Task brief:
Isolate every line in the records below with "реплики" in it.
##### Dataset extract #####
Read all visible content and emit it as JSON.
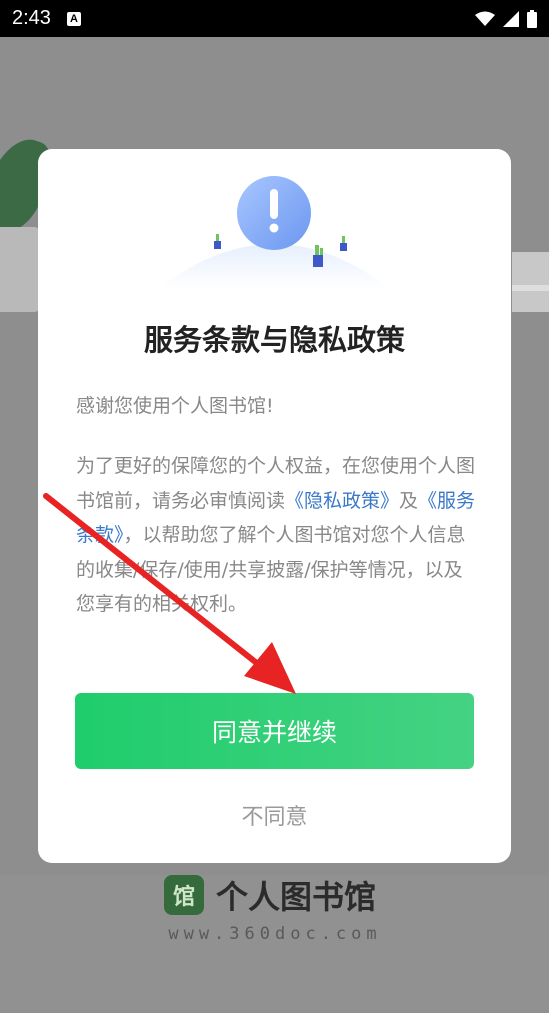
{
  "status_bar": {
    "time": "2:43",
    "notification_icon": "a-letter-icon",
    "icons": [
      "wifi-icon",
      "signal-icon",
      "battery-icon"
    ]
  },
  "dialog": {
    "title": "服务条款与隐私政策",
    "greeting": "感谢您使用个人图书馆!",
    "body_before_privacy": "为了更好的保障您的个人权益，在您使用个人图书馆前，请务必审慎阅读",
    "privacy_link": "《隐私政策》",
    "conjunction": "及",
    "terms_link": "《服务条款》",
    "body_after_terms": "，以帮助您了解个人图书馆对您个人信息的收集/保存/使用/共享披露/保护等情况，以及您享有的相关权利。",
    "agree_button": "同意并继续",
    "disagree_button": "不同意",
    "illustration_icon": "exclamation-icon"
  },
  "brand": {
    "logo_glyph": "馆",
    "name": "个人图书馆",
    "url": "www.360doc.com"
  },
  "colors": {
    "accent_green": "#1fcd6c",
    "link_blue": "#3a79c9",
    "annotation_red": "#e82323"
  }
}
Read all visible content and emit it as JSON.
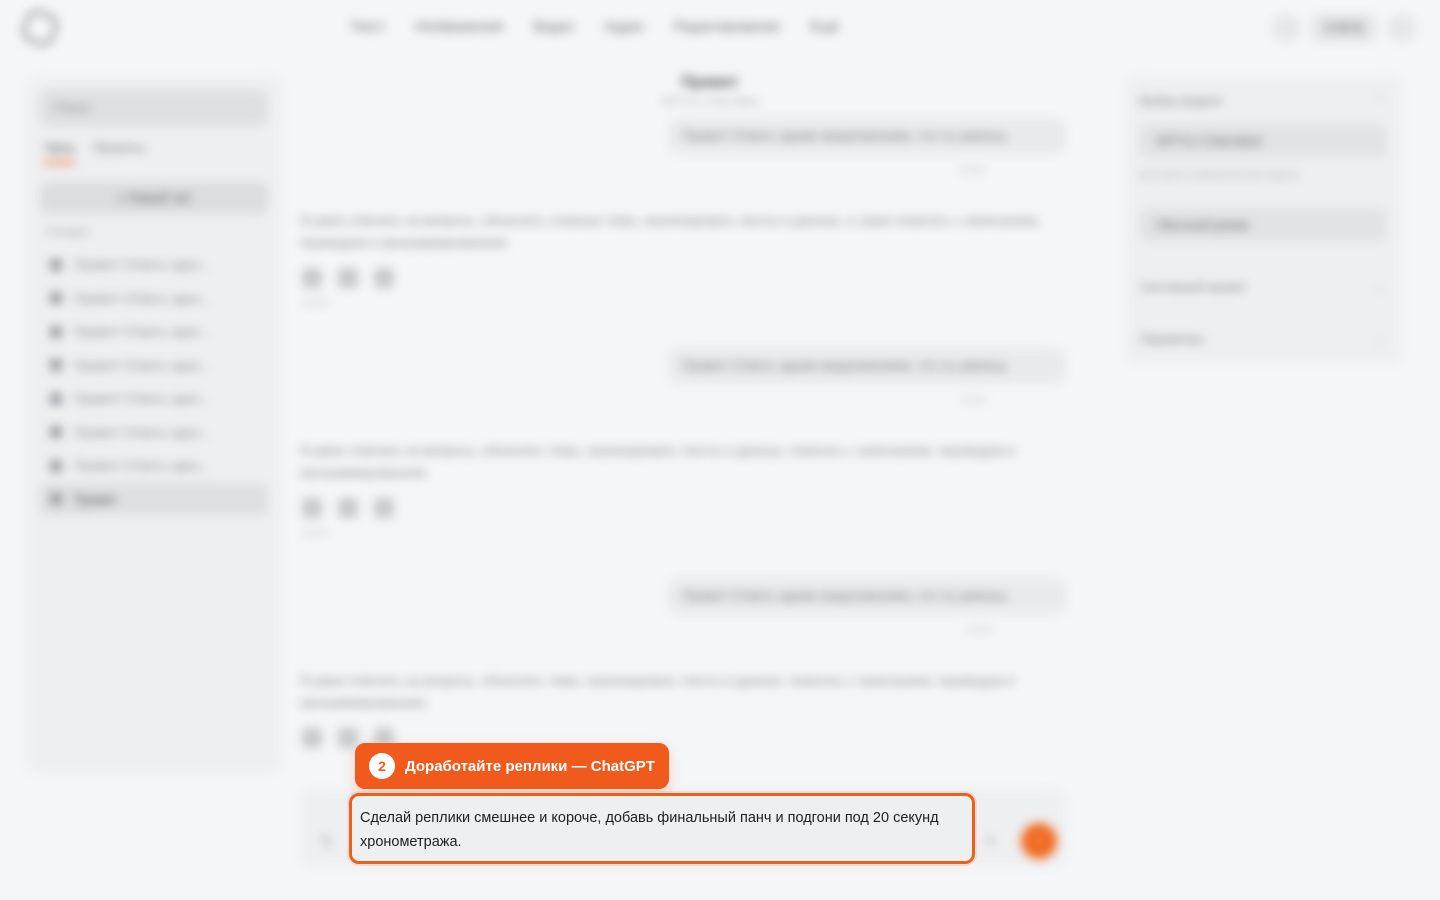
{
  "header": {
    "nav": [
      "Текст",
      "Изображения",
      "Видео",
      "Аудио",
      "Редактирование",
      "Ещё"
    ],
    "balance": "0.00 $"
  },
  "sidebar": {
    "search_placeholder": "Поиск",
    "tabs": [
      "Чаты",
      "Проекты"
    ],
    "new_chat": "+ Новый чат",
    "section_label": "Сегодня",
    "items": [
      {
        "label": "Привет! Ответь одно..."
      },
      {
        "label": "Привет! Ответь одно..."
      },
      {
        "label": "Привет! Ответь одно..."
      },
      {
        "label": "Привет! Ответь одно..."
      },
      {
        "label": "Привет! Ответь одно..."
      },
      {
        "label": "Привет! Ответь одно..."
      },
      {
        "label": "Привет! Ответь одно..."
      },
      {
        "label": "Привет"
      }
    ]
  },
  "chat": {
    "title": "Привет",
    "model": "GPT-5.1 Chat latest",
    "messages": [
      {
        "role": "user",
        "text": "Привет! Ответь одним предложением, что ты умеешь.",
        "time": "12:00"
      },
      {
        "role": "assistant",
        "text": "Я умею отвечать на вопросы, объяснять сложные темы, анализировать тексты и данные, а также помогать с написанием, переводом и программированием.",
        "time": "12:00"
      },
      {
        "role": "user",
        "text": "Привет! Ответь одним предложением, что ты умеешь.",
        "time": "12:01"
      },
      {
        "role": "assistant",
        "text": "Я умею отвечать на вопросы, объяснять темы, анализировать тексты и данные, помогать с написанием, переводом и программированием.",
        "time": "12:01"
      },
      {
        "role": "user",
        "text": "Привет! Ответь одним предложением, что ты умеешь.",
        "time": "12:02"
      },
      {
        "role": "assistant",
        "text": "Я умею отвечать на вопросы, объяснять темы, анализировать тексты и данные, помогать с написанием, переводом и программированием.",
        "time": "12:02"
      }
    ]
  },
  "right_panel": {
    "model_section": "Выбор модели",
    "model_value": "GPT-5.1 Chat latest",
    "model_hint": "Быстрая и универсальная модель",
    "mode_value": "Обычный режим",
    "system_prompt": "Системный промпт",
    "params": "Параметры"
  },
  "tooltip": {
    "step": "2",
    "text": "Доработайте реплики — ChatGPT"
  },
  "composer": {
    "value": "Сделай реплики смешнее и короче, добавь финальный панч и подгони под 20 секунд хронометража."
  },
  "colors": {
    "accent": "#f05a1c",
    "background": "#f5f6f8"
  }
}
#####
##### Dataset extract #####
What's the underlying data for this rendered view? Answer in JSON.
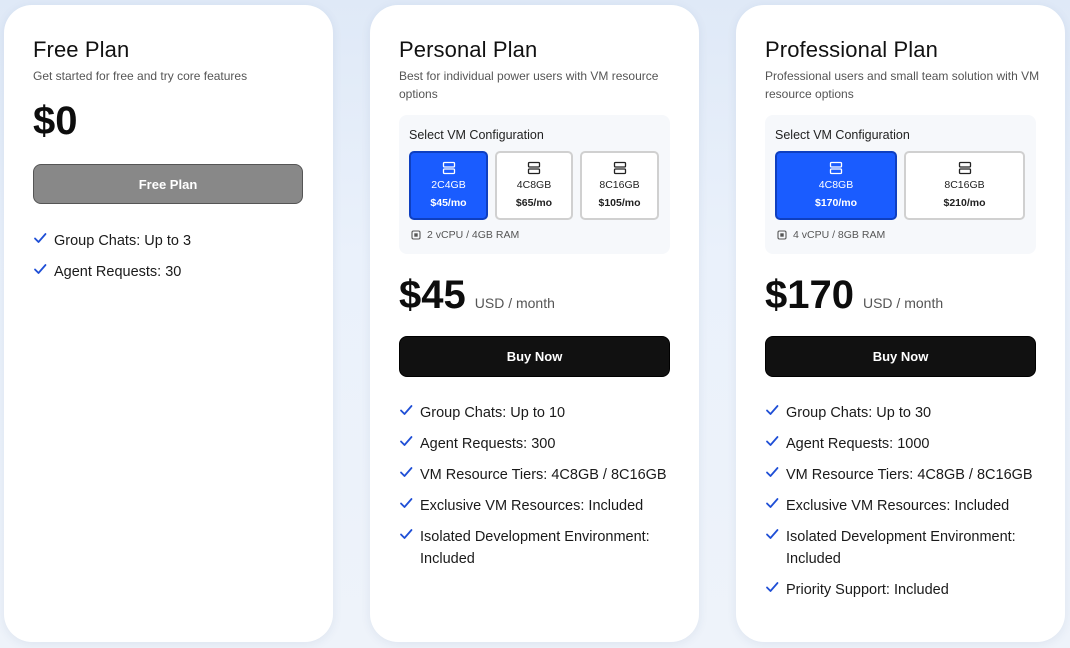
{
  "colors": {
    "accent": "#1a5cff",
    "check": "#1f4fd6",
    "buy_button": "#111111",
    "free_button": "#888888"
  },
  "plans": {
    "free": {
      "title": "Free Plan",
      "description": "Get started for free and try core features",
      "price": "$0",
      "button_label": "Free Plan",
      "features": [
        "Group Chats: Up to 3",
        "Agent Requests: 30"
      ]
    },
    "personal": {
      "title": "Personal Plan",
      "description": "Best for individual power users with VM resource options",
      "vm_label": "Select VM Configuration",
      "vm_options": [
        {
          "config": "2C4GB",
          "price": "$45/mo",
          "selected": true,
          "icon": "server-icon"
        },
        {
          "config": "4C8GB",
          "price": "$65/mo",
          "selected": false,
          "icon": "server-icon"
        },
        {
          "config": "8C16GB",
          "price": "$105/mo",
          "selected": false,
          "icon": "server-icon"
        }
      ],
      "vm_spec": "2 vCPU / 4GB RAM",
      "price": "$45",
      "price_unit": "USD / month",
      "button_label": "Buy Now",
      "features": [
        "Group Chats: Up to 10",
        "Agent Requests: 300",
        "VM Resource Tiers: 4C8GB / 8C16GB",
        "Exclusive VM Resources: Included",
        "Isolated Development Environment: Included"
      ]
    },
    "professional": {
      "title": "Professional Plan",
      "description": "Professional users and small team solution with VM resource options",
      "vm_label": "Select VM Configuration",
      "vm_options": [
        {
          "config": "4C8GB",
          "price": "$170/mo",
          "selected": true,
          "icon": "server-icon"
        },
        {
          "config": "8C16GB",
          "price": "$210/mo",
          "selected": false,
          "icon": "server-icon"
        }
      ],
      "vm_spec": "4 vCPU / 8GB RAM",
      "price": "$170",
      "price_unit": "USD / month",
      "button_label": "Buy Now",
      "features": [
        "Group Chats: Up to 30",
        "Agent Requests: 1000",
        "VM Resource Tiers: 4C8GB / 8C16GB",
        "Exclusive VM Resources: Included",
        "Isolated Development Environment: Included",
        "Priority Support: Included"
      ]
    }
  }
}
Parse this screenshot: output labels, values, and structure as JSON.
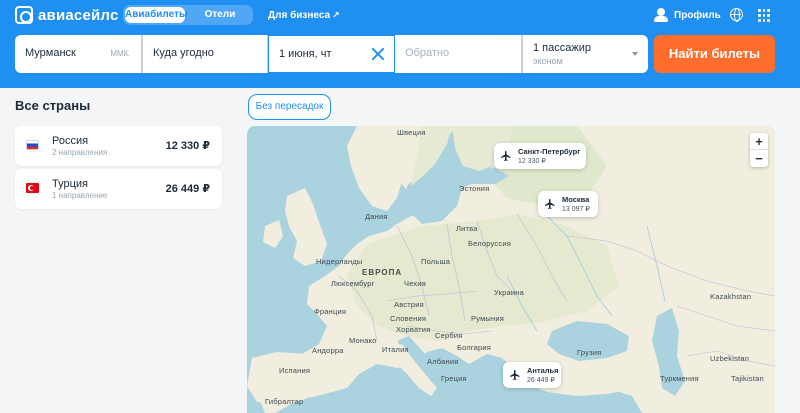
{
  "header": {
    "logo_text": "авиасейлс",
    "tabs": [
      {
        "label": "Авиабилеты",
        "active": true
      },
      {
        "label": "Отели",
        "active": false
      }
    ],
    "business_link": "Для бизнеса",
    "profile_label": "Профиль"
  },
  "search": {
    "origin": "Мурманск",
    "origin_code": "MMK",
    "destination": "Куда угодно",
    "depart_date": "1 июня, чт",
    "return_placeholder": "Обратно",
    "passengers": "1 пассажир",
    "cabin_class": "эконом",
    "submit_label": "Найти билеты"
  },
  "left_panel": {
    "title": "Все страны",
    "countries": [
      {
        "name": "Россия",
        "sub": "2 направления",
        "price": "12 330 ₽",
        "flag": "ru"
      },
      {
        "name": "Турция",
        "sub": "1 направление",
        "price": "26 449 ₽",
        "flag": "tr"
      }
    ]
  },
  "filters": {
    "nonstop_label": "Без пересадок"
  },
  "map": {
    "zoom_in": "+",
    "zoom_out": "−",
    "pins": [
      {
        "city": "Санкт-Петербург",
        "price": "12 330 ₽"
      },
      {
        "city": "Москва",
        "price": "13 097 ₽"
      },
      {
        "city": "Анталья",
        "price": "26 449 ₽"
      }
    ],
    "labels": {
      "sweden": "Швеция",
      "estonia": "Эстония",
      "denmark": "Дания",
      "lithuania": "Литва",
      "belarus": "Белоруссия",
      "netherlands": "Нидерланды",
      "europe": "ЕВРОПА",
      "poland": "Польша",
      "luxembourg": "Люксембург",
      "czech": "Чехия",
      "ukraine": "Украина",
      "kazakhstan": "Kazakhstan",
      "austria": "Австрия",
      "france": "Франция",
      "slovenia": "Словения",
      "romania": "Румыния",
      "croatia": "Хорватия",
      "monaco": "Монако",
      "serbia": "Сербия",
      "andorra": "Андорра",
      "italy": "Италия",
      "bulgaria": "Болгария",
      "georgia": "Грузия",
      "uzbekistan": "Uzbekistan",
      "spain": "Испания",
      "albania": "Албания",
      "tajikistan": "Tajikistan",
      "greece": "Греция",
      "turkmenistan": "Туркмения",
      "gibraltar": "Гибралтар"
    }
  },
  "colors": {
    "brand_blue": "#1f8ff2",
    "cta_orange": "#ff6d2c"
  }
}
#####
Answer below:
    "text": "Доработайте реплики — ChatGPT"
    "value": "Сделай реплики смешнее и короче, добавь финальный панч и подгони под 20 секунд хронометража."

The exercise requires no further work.